Nelly Bassily | July 25, 2011
Jessicah Foni, aged 36, has eight children. But she lost two babies at birth due to the lack of medical facilities where she lives. She hopes that maternal health care will improve in the newly-independent Republic of South Sudan. She says, “I come from a very remote village that is far away from any medical facility. I have lost two children due to problems related to delivery. Our new government should build hospitals close to us so that we can access medication.”
South Sudan has one of the highest maternal and child mortality rates in the world. Earlier this year, the UN stated that one in seven South Sudanese women is likely to die because of complications from delivery. Just 10 per cent of South Sudanese women have access to health professionals during childbirth.
Grace Joan, aged 26, is a mother of five. She has never delivered any of her children in hospital. She says, “When my time is due, I just call a neighbour who helps me deliver my children.” She also has high hopes for better health care in South Sudan. She says, “I am happy that we have our freedom, which will enable the government to provide health facilities to all people so that women and children do not die of preventable diseases.”
Dr. Abdinasir Abubakar is the medical officer in charge of the World Health Organization office for South Sudan. He says that the harsh living conditions, coupled with very limited access to basic health services, contribute to the poor health of the population. Dr. Abubakar says only 25 per cent of South Sudanese have access to medical facilities.
The most common diseases reported in health facilities are preventable diseases like malaria and diarrhea. Preventable diseases are common and dangerous in children. Dr. Abubakar says, “Preventable infectious diseases and malnutrition are the most common causes of morbidity and mortality for children under five years of age.”

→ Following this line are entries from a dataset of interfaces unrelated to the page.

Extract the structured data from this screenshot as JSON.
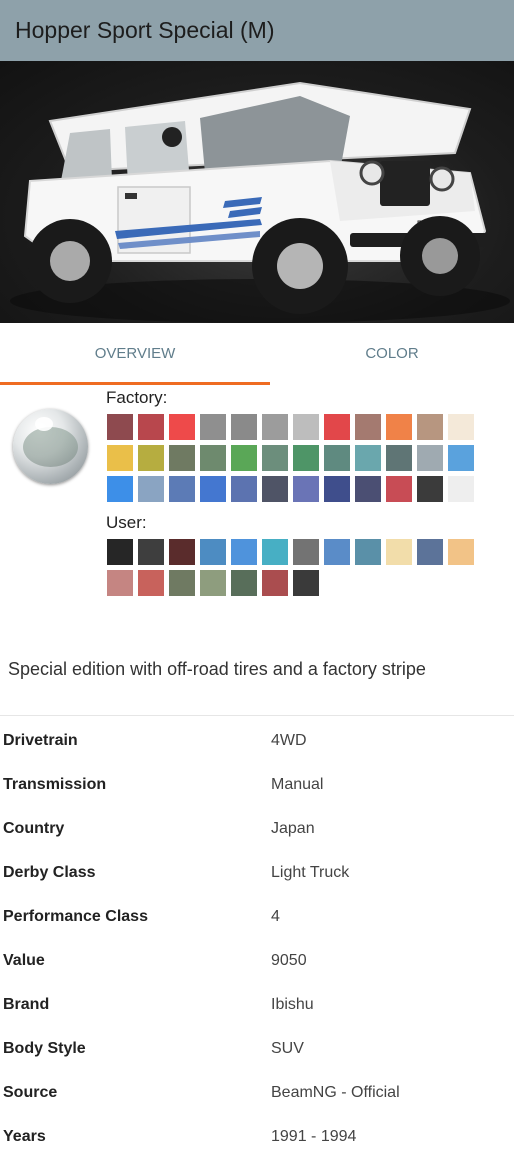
{
  "vehicle": {
    "title": "Hopper Sport Special (M)"
  },
  "tabs": [
    {
      "label": "OVERVIEW"
    },
    {
      "label": "COLOR"
    }
  ],
  "colors": {
    "factory_label": "Factory:",
    "user_label": "User:",
    "factory": [
      "#8e4a4f",
      "#b8474d",
      "#ee4a4a",
      "#8f8f8f",
      "#8a8a8a",
      "#9c9c9c",
      "#bdbdbd",
      "#e2474a",
      "#a47a70",
      "#f08248",
      "#b79680",
      "#f4e9d9",
      "#eabf49",
      "#b6ad40",
      "#6f7a62",
      "#6e8a6e",
      "#5aa757",
      "#6c8e7c",
      "#4e9567",
      "#5f8a80",
      "#6aa7ad",
      "#5f7575",
      "#9faab1",
      "#5aa2dd",
      "#3d8fe8",
      "#8aa4c2",
      "#5c7bb6",
      "#4477d0",
      "#5c73b0",
      "#4f5466",
      "#6a74b6",
      "#3f4e8c",
      "#4b4f73",
      "#c84c55",
      "#3b3b3b",
      "#eeeeee"
    ],
    "user": [
      "#262626",
      "#3e3e3e",
      "#5a2c2c",
      "#4d8cc2",
      "#4f93dc",
      "#47afc4",
      "#737373",
      "#5a8cc8",
      "#5a90a8",
      "#f2ddaa",
      "#5c7399",
      "#f2c387",
      "#c58582",
      "#c8625c",
      "#6f7a62",
      "#8e9d7e",
      "#586e5a",
      "#aa4d4f",
      "#3a3a3a"
    ]
  },
  "description": "Special edition with off-road tires and a factory stripe",
  "specs": [
    {
      "label": "Drivetrain",
      "value": "4WD"
    },
    {
      "label": "Transmission",
      "value": "Manual"
    },
    {
      "label": "Country",
      "value": "Japan"
    },
    {
      "label": "Derby Class",
      "value": "Light Truck"
    },
    {
      "label": "Performance Class",
      "value": "4"
    },
    {
      "label": "Value",
      "value": "9050"
    },
    {
      "label": "Brand",
      "value": "Ibishu"
    },
    {
      "label": "Body Style",
      "value": "SUV"
    },
    {
      "label": "Source",
      "value": "BeamNG - Official"
    },
    {
      "label": "Years",
      "value": "1991 - 1994"
    }
  ]
}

The newest country in Africa has big plans. Dr. Olivia Lomoro is the Under Secretary in the Ministry of Health. She said the government has drafted a five-year National Health Framework, in collaboration with the World Health Organization. The framework commits government to addressing the acute shortage of medical personnel and facilities. A new hospital is planned for the capital city of Juba, and new medical schools will open in each of South Sudan’s ten states.
In the short term, South Sudan’s health care system cannot cope with the demand. According to Medecins Sans Frontieres, an international medical NGO, about 80 per cent of the medical care in South Sudan is provided by international aid groups. Many South Sudanese in rural areas must walk for days to reach a clinic.
For women like Jessicah Foni and Grace Joan, new health care facilities in their new country cannot come soon enough.